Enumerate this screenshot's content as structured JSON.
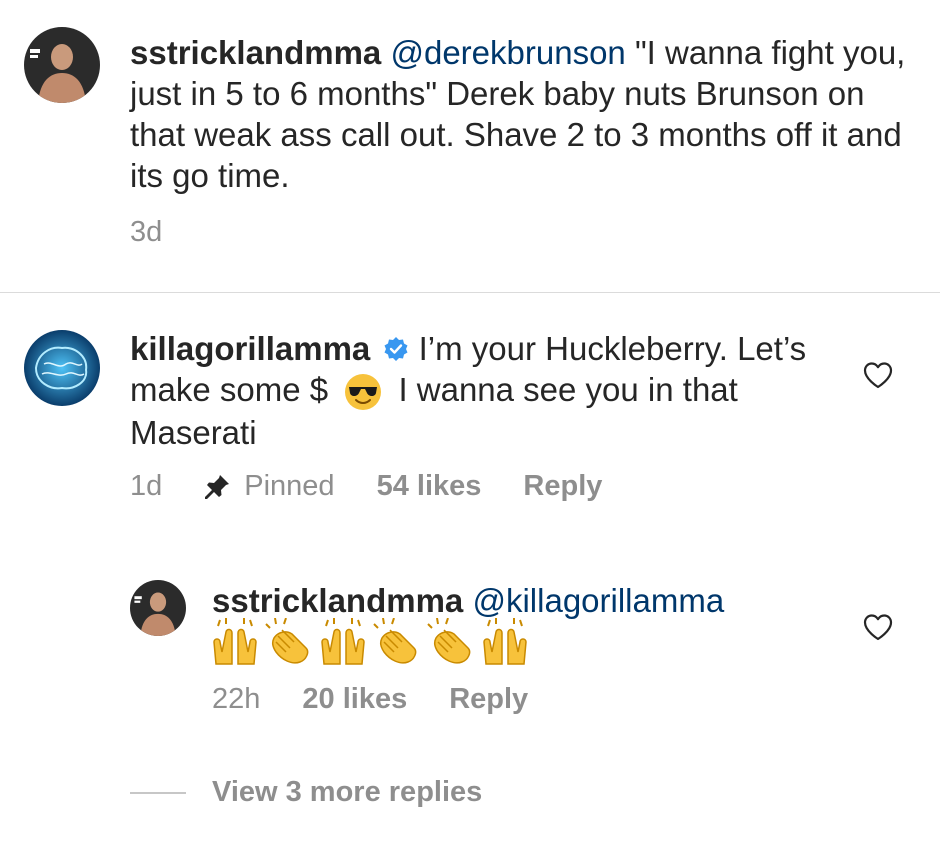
{
  "comments": [
    {
      "username": "sstricklandmma",
      "mention": "@derekbrunson",
      "text": "\"I wanna fight you, just in 5 to 6 months\" Derek baby nuts Brunson on that weak ass call out. Shave 2 to 3 months off it and its go time.",
      "time": "3d"
    },
    {
      "username": "killagorillamma",
      "text_part1": "I’m your Huckleberry. Let’s make some $",
      "text_part2": "I wanna see you in that Maserati",
      "emoji": "sunglasses-face",
      "time": "1d",
      "pinned_label": "Pinned",
      "likes": "54 likes",
      "reply_label": "Reply"
    },
    {
      "username": "sstricklandmma",
      "mention": "@killagorillamma",
      "emojis": [
        "raising-hands",
        "clapping-hands",
        "raising-hands",
        "clapping-hands",
        "clapping-hands",
        "raising-hands"
      ],
      "time": "22h",
      "likes": "20 likes",
      "reply_label": "Reply"
    }
  ],
  "view_more": "View 3 more replies",
  "colors": {
    "text": "#262626",
    "meta": "#8e8e8e",
    "mention": "#00376b",
    "verified": "#3897f0",
    "emoji": "#f7c23b"
  }
}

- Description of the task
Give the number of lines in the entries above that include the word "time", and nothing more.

- Your solution
4